Sophie Hackford (centre) is pictured at Dromoland Castle Hotel with (from left): conference speakers Sarah McDonough, director, Atomic DNA; Gillian Power, HR manager, Lufthansa Technik Turbine Shannon and John Ryan, Great Place to Work in Ireland; Derek McKay, managing director, Adare Human Resource Management (anchor sponsor); Helen Downes, CEO, Shannon Chamber; Declan Dooley, Sunday Business Post (media partner) and; conference speakers Deirdre Bennett, director or HR, Chanelle Group; Jemma Carty, HR site lead, Dell Technologies, Limerick and Fergal Brophy, UCD Innovation Academy. Photo: Eamon Ward.
Attendees at a conference in Dromoland Castle Hotel, organised by Shannon Chamber in association with Adare Human Resource Management, were taken on a whirlwind tour of technologies currently being released or developed when world-renowned technology futurist Sophie Hackford took to the stage to deliver the keynote address.

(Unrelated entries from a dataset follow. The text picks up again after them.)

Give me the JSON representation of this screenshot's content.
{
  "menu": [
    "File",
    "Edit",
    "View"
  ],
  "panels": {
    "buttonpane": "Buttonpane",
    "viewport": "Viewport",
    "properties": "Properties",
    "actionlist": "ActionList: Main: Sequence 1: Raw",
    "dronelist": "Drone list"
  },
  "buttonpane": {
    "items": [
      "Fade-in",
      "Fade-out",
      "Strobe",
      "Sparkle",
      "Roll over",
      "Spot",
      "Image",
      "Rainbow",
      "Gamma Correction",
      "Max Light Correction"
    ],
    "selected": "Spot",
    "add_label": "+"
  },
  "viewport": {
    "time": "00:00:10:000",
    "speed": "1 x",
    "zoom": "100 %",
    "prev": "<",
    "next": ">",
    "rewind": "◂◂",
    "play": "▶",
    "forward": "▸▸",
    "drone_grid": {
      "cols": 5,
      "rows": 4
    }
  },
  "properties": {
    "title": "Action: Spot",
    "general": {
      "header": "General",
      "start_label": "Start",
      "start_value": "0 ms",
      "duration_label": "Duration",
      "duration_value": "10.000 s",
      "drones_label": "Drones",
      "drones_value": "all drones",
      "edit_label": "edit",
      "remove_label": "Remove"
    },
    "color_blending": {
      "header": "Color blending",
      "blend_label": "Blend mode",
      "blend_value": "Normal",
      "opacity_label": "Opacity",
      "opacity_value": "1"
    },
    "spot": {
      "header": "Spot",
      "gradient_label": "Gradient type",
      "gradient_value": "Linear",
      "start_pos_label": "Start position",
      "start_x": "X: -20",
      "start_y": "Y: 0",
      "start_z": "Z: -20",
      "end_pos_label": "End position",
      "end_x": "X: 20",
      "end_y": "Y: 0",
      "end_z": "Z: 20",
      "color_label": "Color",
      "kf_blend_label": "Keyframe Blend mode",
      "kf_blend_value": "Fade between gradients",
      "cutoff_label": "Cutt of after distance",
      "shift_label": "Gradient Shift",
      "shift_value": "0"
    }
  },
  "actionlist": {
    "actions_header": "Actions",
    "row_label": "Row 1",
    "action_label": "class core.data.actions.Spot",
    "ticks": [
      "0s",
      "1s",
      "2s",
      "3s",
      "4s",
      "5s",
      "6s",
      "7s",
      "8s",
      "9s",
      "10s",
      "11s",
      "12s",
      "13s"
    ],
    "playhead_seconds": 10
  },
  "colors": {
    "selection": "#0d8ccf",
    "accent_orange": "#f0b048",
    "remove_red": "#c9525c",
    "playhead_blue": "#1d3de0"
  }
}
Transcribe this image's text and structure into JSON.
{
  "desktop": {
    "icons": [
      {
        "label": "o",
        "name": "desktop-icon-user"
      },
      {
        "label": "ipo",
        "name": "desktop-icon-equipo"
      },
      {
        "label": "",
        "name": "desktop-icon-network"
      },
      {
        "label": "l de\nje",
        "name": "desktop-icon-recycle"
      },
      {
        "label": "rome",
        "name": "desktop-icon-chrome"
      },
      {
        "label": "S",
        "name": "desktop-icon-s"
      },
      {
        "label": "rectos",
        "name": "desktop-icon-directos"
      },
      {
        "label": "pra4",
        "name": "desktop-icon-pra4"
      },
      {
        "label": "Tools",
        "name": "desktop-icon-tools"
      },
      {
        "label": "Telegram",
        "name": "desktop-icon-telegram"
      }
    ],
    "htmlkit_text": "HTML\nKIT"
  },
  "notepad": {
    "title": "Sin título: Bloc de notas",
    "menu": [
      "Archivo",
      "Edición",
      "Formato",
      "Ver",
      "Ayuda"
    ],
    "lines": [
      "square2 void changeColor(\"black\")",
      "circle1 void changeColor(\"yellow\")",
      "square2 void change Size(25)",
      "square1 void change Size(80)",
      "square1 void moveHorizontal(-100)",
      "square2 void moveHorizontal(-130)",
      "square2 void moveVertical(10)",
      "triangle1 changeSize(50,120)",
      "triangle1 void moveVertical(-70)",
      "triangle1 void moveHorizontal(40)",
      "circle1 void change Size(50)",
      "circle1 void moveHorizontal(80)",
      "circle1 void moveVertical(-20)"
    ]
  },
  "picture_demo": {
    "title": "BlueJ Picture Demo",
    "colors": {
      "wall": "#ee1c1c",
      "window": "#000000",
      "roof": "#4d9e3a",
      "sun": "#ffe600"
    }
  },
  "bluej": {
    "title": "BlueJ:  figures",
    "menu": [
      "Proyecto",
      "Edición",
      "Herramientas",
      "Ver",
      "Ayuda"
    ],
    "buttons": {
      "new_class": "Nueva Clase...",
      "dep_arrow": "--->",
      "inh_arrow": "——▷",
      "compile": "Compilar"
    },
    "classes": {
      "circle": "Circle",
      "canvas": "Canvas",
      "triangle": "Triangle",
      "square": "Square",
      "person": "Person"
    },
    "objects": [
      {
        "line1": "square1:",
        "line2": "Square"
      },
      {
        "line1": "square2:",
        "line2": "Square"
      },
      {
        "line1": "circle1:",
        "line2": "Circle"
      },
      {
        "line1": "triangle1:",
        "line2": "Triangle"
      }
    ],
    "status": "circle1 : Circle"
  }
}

The conference, aptly themed ‘Shaping the HR & People Management Landscape: An Unfolding Future’, was aimed at senior executives, HR managers and practitioners in companies throughout the Mid-West to make them aware of the changing world we live in, the changing and challenging world of human resources and its impact on recruitment, learning and development and flexible working.
With speakers and panellists drawn from a broad range of companies – UCD Innovation Academy, Great Place to Work in Ireland, Lufthansa Technik Turbine Shannon, Dell Technologies Limerick, Atomic DNA and Chanelle Group, a lively discourse on topics such as mixing and matching ideas and best-in-class practices across organisation in preparing for the workplaces of the future was the order of the day with the finale address given by Sophie Hackford.
Describing her job as a “totally made up one”, it did not take the audience long to realise that it was far from that and that Ms Hackford was, in fact, a heavyweight in matters technological as she delivered a riveting presentation, outlining the shape of our world to come.
Describing the world as a computer in which we are all the calculations, given that every device we use has a digital track, she said: “Machines are our new reality; we need to get into the headspace of a robot.”
Dealing with areas such as data, artificial intelligence and extended reality, she said that the incredible power of data will result in countries fighting over it.
“Things that were never data before are now data points. This will result in machine earth getting better as we feed it more data,” she said.
On facial recognition, which is becoming more widespread, she outlined how it will become our passport and a proxy for our wallets.
With each of us set to have a personal avatar, she envisioned a world where autonomous companies could become a norm, predicting that advertisers will need to assess who they are, in reality, advertising to, humans or avatars.
“Avatars will be like our personal butlers, doing things we don’t necessarily need to do; but, as avatars can live longer than humans, and there is a digital afterlife, what will the Internet of the future look like?” she questioned.
Stating that there is an incredible set of new things coming our way, she said that digital will not be sufficient.
“A new, more powerful set of new tools, with superpower, will be coming our way; however, we need to understand what we use technology for and not how technology controls us. Technology needs to work for us; humans need to ask the questions.”
Speaking after the conference, Shannon Chamber CEO Helen Downes said: “It was a mind-blowing, powerful presentation of a world we have not yet entered. Many will have mixed feelings about it and, while some of the technologies referred to such as artificial intelligence, autonomous vehicles, facial recognition and virtual reality are making inroads into our work and lives, the full impact of these new technologies will take many more years to unfold. However, companies need to be prepared for this changing world and stay abreast of and, in some cases, ahead of the curve.”
Adare Human Resources Management’s Derek McKay outlining the value of a conference of this nature, added: “We were delighted to be part of the conference, as anchor sponsor. It was hugely impactful. The presentations from a diverse set of speakers have certainly challenged the minds of people managers and HR practitioners. Key takeaways from the day for me were: the need to understand the different stages of innovation – incremental and transformational and how to get this on the leadership agenda and, that creativity is a key skill of the twenty-first century.”
The ‘Shaping the HR & People Management Landscape; An Unfolding Future’ conference, held in Dromoland Castle Hotel, was made possible through the support: Adare Human Resource Management, Engine Lease Finance, Element Six, Shannon Commercial Properties, Shannon Chamber Skillnet and Sunday Business Post.